Having stabilized modestly after its mid-June rout, which sent the Turkish Lira to a record low of 4.74 - on the re-election of president Erdogan of all things - overnight the TRY tumbled as much as 1.4% to 4.6813 after Turkey reported that headline inflation soared from +12.1%y/y in May to +15.4%y/y in June, significantly above the 13.9% y/y consensus expectations.
This was the worst inflation print since the runaway inflation days at the start of the century, and the highest since October 2003.
The monthly jump in inflation of 2.61%, was more than double the median Bloomberg estimate and higher than the highest est. of 1.8%.
As Goldman details, prices rose across the board: Food and nonalcoholic beverages inflation increased by 7.9pp to +18.9%yoy, on the back of a sharp rise in vegetable prices, and accounted for 1.8pp of the overall 3.3pp rise in the headline figure.
Core inflation also increased sharply, from +12.6%yoy in May to +14.6%yoy in June, above consensus expectations of +13.4%yoy. The rise in core inflation was broad-based with all major categories except education registering increases. Nevertheless, the sharp rises in the purchase of vehicle and telecommunication services categories were notable.
Understandable, currency traders were shocked at the print, which if anything is an underestimation of real price tendencies, and sent the Lira sliding to the lowest level against the USD since June 26.
In light of Erdogan's recent comments, some of which have gone so far as suggesting the president may soon take over the rate-setting process himself making the Turkish Central Bank redundant, commentators were horrified at today's data: commenting on the number, Medley Global EMEA analyst Nigel Rendell warned that "if policymakers react with only half-hearted measures, President Erdogan’s new term in office will quickly morph into a financial crisis", quoted by Bloomberg.
Not mincing his words, Rendell said that "these are truly awful numbers, which came in much higher than anyone expected" and in case there was any doubt, he added that "the inflation genie has escaped in Turkey and is running wild!"
He also said that June inflation data piles "huge pressure on the central bank to raise rates again - and to hike significantly at their July 24 meeting - if they want to reverse this trend."
That may be a problem as Erdogan has repeatedly stated that he will push back against further rate hikes; in fact, some speculate that the recent rise in Turkish rates was as much of a concession as the central bank could extract from the president who now has full executive powers.

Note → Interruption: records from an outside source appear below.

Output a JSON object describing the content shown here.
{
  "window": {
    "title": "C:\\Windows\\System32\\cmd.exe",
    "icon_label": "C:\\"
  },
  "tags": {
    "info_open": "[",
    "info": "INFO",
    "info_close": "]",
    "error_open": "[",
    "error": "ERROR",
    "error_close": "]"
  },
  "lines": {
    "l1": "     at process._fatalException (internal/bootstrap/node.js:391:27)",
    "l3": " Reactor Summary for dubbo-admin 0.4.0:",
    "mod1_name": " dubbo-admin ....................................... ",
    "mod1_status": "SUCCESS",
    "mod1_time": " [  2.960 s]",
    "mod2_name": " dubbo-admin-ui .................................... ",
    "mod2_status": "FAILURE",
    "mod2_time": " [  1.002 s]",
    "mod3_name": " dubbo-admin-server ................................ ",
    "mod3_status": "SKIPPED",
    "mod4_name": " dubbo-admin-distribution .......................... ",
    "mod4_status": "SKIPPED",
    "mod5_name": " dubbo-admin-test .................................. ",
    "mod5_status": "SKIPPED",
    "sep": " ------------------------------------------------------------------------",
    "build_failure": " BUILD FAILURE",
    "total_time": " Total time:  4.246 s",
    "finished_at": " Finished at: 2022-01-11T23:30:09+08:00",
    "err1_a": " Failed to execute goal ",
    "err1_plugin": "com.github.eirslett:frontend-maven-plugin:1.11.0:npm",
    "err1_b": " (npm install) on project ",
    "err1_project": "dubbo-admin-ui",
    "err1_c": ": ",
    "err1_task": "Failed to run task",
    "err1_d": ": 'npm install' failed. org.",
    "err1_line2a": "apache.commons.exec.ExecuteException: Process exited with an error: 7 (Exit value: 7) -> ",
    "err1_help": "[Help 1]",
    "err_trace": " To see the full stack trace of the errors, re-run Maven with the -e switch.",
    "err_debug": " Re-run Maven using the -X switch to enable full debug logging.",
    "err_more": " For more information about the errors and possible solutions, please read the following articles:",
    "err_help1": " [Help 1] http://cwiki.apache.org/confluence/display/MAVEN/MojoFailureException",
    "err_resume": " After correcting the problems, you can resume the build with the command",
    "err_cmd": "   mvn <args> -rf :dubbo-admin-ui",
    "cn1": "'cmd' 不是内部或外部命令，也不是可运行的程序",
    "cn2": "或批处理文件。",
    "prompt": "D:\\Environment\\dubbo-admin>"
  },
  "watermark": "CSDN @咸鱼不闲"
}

To be sure, Goldman was far less convinced that an emergency rate hike is coming, saying after the inflation data that the bank's forecast "is for rates to be on hold well into 2019."
On the one hand, a more elevated inflation trajectory will imply that real rates will be lower and less restrictive.
On the other hand, various activity-related data (including our CAI, PMIs and real loan growth) are showing some signs of slowdown. Moreover, we think that both political and economic costs of raising rates are rising and we highlighted the risks of a harder than desirable landing before.
Therefore, we continue to forecast that rates will be kept on hold, assuming that the economy will slow down. Given the large external deficit, we think that the TCMB is unlikely to react to TRY weakness by itself as long as the weakness does not undermine financial stability.
This suggests that TRY longs may be on their own now, especially if Erdogan bars any aggressive tightening in financial conditions, and as long as there is no outright economic crisis, Turkey will gladly take the surging inflation and Lira weakness, especially if it helps the country inflate away its debt.